> **Records from a collection**

........

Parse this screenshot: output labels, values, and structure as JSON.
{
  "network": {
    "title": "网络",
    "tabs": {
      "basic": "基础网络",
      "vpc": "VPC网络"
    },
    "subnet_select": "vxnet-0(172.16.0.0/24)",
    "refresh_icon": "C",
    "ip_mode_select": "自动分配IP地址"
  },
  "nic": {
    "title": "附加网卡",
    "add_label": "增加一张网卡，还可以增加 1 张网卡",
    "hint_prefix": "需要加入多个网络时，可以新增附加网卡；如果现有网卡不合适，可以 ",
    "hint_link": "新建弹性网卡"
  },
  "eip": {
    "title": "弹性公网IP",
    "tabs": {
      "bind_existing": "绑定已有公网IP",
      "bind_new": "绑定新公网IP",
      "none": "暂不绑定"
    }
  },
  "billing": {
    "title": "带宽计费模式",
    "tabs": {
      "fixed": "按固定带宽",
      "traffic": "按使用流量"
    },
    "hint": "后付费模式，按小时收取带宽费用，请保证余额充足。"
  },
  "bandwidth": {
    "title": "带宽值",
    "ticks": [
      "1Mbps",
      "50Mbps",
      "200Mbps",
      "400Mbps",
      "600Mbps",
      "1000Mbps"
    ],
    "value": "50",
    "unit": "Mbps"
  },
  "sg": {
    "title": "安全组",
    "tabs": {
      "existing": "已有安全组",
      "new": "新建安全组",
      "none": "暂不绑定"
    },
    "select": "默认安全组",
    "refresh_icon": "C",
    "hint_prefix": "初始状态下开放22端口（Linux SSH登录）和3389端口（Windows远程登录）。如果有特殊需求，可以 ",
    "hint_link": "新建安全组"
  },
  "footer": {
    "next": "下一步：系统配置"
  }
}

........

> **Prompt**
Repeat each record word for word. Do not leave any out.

> **Solution to the problem**
Parse this screenshot: output labels, values, and structure as JSON.
{
  "network": {
    "title": "网络",
    "tabs": {
      "basic": "基础网络",
      "vpc": "VPC网络"
    },
    "subnet_select": "vxnet-0(172.16.0.0/24)",
    "refresh_icon": "C",
    "ip_mode_select": "自动分配IP地址"
  },
  "nic": {
    "title": "附加网卡",
    "add_label": "增加一张网卡，还可以增加 1 张网卡",
    "hint_prefix": "需要加入多个网络时，可以新增附加网卡；如果现有网卡不合适，可以 ",
    "hint_link": "新建弹性网卡"
  },
  "eip": {
    "title": "弹性公网IP",
    "tabs": {
      "bind_existing": "绑定已有公网IP",
      "bind_new": "绑定新公网IP",
      "none": "暂不绑定"
    }
  },
  "billing": {
    "title": "带宽计费模式",
    "tabs": {
      "fixed": "按固定带宽",
      "traffic": "按使用流量"
    },
    "hint": "后付费模式，按小时收取带宽费用，请保证余额充足。"
  },
  "bandwidth": {
    "title": "带宽值",
    "ticks": [
      "1Mbps",
      "50Mbps",
      "200Mbps",
      "400Mbps",
      "600Mbps",
      "1000Mbps"
    ],
    "value": "50",
    "unit": "Mbps"
  },
  "sg": {
    "title": "安全组",
    "tabs": {
      "existing": "已有安全组",
      "new": "新建安全组",
      "none": "暂不绑定"
    },
    "select": "默认安全组",
    "refresh_icon": "C",
    "hint_prefix": "初始状态下开放22端口（Linux SSH登录）和3389端口（Windows远程登录）。如果有特殊需求，可以 ",
    "hint_link": "新建安全组"
  },
  "footer": {
    "next": "下一步：系统配置"
  }
}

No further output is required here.